## How to complete this task
Reproduce every line of the listing exactly.

+ + + + +

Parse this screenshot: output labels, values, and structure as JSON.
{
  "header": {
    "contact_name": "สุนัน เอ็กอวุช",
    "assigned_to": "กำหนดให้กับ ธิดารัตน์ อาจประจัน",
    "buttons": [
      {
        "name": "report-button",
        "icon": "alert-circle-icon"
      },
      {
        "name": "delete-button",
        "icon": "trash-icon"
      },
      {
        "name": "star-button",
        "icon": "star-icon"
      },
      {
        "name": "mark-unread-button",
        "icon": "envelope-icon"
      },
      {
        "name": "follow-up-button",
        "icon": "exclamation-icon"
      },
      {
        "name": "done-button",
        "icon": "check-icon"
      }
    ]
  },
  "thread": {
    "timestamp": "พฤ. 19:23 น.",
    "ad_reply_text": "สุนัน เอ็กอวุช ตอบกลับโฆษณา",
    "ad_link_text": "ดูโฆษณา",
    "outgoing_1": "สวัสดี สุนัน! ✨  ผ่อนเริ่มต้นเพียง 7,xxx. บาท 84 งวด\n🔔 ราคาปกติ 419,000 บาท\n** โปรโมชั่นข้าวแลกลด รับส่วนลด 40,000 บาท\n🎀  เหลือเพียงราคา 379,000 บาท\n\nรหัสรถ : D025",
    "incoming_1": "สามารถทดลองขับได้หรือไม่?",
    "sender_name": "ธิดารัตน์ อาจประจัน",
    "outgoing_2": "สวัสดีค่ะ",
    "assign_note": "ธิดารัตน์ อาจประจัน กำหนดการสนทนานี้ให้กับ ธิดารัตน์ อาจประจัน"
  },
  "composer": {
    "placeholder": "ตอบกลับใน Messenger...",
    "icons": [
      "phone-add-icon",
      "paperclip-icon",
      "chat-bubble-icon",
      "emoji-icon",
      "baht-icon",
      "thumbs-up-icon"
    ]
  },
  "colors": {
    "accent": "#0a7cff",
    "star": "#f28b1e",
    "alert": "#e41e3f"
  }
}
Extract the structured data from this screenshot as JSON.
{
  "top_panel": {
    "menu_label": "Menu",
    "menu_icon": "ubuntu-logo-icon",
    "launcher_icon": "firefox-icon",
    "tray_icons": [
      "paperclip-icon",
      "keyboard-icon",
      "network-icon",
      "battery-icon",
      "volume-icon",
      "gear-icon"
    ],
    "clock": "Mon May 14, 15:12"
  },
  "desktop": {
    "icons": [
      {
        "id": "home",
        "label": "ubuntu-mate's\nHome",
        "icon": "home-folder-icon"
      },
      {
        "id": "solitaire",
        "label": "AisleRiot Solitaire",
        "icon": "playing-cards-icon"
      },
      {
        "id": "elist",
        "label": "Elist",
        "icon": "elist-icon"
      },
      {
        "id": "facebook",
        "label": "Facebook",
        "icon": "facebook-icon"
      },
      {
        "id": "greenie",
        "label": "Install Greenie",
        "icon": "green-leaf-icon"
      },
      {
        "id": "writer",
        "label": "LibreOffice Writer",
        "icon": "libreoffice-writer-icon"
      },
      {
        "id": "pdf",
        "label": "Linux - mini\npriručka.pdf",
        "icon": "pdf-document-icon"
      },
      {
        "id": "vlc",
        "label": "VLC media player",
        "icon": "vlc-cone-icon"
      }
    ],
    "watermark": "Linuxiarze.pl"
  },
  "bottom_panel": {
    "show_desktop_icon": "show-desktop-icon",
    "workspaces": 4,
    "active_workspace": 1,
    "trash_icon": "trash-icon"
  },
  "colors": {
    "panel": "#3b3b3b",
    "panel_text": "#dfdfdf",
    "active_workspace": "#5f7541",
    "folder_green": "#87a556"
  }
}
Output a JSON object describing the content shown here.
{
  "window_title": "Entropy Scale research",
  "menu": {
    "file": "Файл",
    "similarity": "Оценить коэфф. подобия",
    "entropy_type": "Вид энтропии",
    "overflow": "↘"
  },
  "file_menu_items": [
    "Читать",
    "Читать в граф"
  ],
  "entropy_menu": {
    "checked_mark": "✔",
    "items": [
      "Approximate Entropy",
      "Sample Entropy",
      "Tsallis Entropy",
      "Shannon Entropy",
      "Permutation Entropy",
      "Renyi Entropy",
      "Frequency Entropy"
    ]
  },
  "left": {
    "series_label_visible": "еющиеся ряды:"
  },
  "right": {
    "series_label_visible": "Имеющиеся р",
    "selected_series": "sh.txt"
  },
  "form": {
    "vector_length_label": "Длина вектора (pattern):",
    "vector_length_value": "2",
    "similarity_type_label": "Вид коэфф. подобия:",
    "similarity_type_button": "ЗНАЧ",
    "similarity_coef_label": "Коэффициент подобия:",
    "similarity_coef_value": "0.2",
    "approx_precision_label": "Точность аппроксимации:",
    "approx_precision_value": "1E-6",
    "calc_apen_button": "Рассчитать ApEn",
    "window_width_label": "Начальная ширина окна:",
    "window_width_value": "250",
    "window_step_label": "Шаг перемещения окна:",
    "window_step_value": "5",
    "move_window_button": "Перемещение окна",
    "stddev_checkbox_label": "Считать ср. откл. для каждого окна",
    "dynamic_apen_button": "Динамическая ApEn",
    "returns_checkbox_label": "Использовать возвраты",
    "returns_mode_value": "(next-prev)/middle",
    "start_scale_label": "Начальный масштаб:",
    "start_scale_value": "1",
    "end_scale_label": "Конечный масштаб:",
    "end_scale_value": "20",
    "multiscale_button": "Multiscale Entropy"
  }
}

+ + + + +

## Response below
Parse this screenshot: output labels, values, and structure as JSON.
{
  "header": {
    "contact_name": "สุนัน เอ็กอวุช",
    "assigned_to": "กำหนดให้กับ ธิดารัตน์ อาจประจัน",
    "buttons": [
      {
        "name": "report-button",
        "icon": "alert-circle-icon"
      },
      {
        "name": "delete-button",
        "icon": "trash-icon"
      },
      {
        "name": "star-button",
        "icon": "star-icon"
      },
      {
        "name": "mark-unread-button",
        "icon": "envelope-icon"
      },
      {
        "name": "follow-up-button",
        "icon": "exclamation-icon"
      },
      {
        "name": "done-button",
        "icon": "check-icon"
      }
    ]
  },
  "thread": {
    "timestamp": "พฤ. 19:23 น.",
    "ad_reply_text": "สุนัน เอ็กอวุช ตอบกลับโฆษณา",
    "ad_link_text": "ดูโฆษณา",
    "outgoing_1": "สวัสดี สุนัน! ✨  ผ่อนเริ่มต้นเพียง 7,xxx. บาท 84 งวด\n🔔 ราคาปกติ 419,000 บาท\n** โปรโมชั่นข้าวแลกลด รับส่วนลด 40,000 บาท\n🎀  เหลือเพียงราคา 379,000 บาท\n\nรหัสรถ : D025",
    "incoming_1": "สามารถทดลองขับได้หรือไม่?",
    "sender_name": "ธิดารัตน์ อาจประจัน",
    "outgoing_2": "สวัสดีค่ะ",
    "assign_note": "ธิดารัตน์ อาจประจัน กำหนดการสนทนานี้ให้กับ ธิดารัตน์ อาจประจัน"
  },
  "composer": {
    "placeholder": "ตอบกลับใน Messenger...",
    "icons": [
      "phone-add-icon",
      "paperclip-icon",
      "chat-bubble-icon",
      "emoji-icon",
      "baht-icon",
      "thumbs-up-icon"
    ]
  },
  "colors": {
    "accent": "#0a7cff",
    "star": "#f28b1e",
    "alert": "#e41e3f"
  }
}
Extract the structured data from this screenshot as JSON.
{
  "top_panel": {
    "menu_label": "Menu",
    "menu_icon": "ubuntu-logo-icon",
    "launcher_icon": "firefox-icon",
    "tray_icons": [
      "paperclip-icon",
      "keyboard-icon",
      "network-icon",
      "battery-icon",
      "volume-icon",
      "gear-icon"
    ],
    "clock": "Mon May 14, 15:12"
  },
  "desktop": {
    "icons": [
      {
        "id": "home",
        "label": "ubuntu-mate's\nHome",
        "icon": "home-folder-icon"
      },
      {
        "id": "solitaire",
        "label": "AisleRiot Solitaire",
        "icon": "playing-cards-icon"
      },
      {
        "id": "elist",
        "label": "Elist",
        "icon": "elist-icon"
      },
      {
        "id": "facebook",
        "label": "Facebook",
        "icon": "facebook-icon"
      },
      {
        "id": "greenie",
        "label": "Install Greenie",
        "icon": "green-leaf-icon"
      },
      {
        "id": "writer",
        "label": "LibreOffice Writer",
        "icon": "libreoffice-writer-icon"
      },
      {
        "id": "pdf",
        "label": "Linux - mini\npriručka.pdf",
        "icon": "pdf-document-icon"
      },
      {
        "id": "vlc",
        "label": "VLC media player",
        "icon": "vlc-cone-icon"
      }
    ],
    "watermark": "Linuxiarze.pl"
  },
  "bottom_panel": {
    "show_desktop_icon": "show-desktop-icon",
    "workspaces": 4,
    "active_workspace": 1,
    "trash_icon": "trash-icon"
  },
  "colors": {
    "panel": "#3b3b3b",
    "panel_text": "#dfdfdf",
    "active_workspace": "#5f7541",
    "folder_green": "#87a556"
  }
}
Output a JSON object describing the content shown here.
{
  "window_title": "Entropy Scale research",
  "menu": {
    "file": "Файл",
    "similarity": "Оценить коэфф. подобия",
    "entropy_type": "Вид энтропии",
    "overflow": "↘"
  },
  "file_menu_items": [
    "Читать",
    "Читать в граф"
  ],
  "entropy_menu": {
    "checked_mark": "✔",
    "items": [
      "Approximate Entropy",
      "Sample Entropy",
      "Tsallis Entropy",
      "Shannon Entropy",
      "Permutation Entropy",
      "Renyi Entropy",
      "Frequency Entropy"
    ]
  },
  "left": {
    "series_label_visible": "еющиеся ряды:"
  },
  "right": {
    "series_label_visible": "Имеющиеся р",
    "selected_series": "sh.txt"
  },
  "form": {
    "vector_length_label": "Длина вектора (pattern):",
    "vector_length_value": "2",
    "similarity_type_label": "Вид коэфф. подобия:",
    "similarity_type_button": "ЗНАЧ",
    "similarity_coef_label": "Коэффициент подобия:",
    "similarity_coef_value": "0.2",
    "approx_precision_label": "Точность аппроксимации:",
    "approx_precision_value": "1E-6",
    "calc_apen_button": "Рассчитать ApEn",
    "window_width_label": "Начальная ширина окна:",
    "window_width_value": "250",
    "window_step_label": "Шаг перемещения окна:",
    "window_step_value": "5",
    "move_window_button": "Перемещение окна",
    "stddev_checkbox_label": "Считать ср. откл. для каждого окна",
    "dynamic_apen_button": "Динамическая ApEn",
    "returns_checkbox_label": "Использовать возвраты",
    "returns_mode_value": "(next-prev)/middle",
    "start_scale_label": "Начальный масштаб:",
    "start_scale_value": "1",
    "end_scale_label": "Конечный масштаб:",
    "end_scale_value": "20",
    "multiscale_button": "Multiscale Entropy"
  }
}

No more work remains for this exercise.